So an index could instead, researchers suggested, be based on the size of the dividends paid by the companies or on “book value”, which is the value of a companies assets if it were wound up and sold. Unlike market capitalisations, these measures are not inflated by market sentiment.
The study is based on monthly US share data from 1968 to 2011 and looked at 10 million indices weighted randomly. These “monkey” funds consistently delivered much better returns to the weighted approach.
John Belgrove, senior partner at Aon Hewitt, said: “While market capitalisation weighted benchmarks remain the bedrock to performance assessment and portfolio construction, this work sheds fresh light on the age-old active versus passive investment management industry debate.
“Inherent weaknesses in cap-weighted investment strategies are well documented, although they have been an enduring and challenging benchmark for active managers to beat. The good news for investors is that there is more implementation choice than ever to consider when selecting a preferred long term portfolio construction and fund manager style.”
Passive funds have become increasingly popular over the last couple of years as investors get fed up for paying over the odds for failure.
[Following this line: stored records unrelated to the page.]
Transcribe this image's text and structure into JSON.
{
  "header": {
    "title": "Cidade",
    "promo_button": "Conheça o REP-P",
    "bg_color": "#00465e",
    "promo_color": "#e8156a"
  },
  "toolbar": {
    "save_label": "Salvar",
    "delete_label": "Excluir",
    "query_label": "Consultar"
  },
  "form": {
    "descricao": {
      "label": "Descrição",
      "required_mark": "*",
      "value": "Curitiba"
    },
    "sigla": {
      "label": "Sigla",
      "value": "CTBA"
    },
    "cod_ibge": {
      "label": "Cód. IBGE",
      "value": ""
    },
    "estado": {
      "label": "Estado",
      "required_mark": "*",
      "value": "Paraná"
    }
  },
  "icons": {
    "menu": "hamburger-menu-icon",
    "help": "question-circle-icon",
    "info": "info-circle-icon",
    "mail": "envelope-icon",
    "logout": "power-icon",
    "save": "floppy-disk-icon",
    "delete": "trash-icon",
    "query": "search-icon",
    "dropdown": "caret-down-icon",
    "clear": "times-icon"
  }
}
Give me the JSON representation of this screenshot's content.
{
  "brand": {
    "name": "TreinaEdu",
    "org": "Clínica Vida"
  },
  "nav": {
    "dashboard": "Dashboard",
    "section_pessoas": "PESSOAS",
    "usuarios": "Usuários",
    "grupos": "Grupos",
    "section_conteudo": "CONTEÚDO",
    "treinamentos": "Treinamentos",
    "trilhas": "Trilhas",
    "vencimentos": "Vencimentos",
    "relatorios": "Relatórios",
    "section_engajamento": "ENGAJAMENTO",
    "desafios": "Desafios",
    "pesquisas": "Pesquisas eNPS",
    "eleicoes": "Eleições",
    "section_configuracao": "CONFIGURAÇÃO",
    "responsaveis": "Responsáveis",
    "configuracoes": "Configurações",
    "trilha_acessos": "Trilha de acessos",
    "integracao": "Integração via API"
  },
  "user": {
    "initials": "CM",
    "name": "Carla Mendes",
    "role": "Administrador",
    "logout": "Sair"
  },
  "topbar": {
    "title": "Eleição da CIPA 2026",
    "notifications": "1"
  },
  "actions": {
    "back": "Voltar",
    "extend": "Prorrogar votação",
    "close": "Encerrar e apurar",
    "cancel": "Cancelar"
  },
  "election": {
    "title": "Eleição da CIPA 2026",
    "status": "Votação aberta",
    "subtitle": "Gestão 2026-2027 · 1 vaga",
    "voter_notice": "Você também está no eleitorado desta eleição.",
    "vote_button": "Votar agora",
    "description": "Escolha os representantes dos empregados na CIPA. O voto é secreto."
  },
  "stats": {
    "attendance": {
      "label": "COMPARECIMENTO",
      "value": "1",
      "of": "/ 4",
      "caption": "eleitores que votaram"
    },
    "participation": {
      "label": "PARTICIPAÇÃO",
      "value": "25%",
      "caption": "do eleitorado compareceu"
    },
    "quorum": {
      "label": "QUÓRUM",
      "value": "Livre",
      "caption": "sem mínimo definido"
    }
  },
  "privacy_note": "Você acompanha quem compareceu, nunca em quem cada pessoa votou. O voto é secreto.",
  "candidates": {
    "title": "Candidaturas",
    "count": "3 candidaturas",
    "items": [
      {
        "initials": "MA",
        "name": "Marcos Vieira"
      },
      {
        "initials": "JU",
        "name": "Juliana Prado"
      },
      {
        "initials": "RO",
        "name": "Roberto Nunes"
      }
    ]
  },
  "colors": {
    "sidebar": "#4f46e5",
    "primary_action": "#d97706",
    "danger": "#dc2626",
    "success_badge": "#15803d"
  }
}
“Charges are an increasingly important factor for investors, and rightly so, as the greater transparency of fund costs is allowing investors to see more clearly how much they are paying for their fund manager’s expertise,” said Philippa Gee, a wealth manager. “While you might expect the annual fee of an active fund to be at least 1.75pc, or much higher for certain specialist funds, a tracker fee could be as low as 0.2pc, depending on which index it is covering.”
Passive investment can be done using a tracker unit trust or exchange-traded fund (ETF). Trackers can be bought and sold like any other unit trust or Oeic via a fund platform. ETFs are listed on the stock exchange like a share.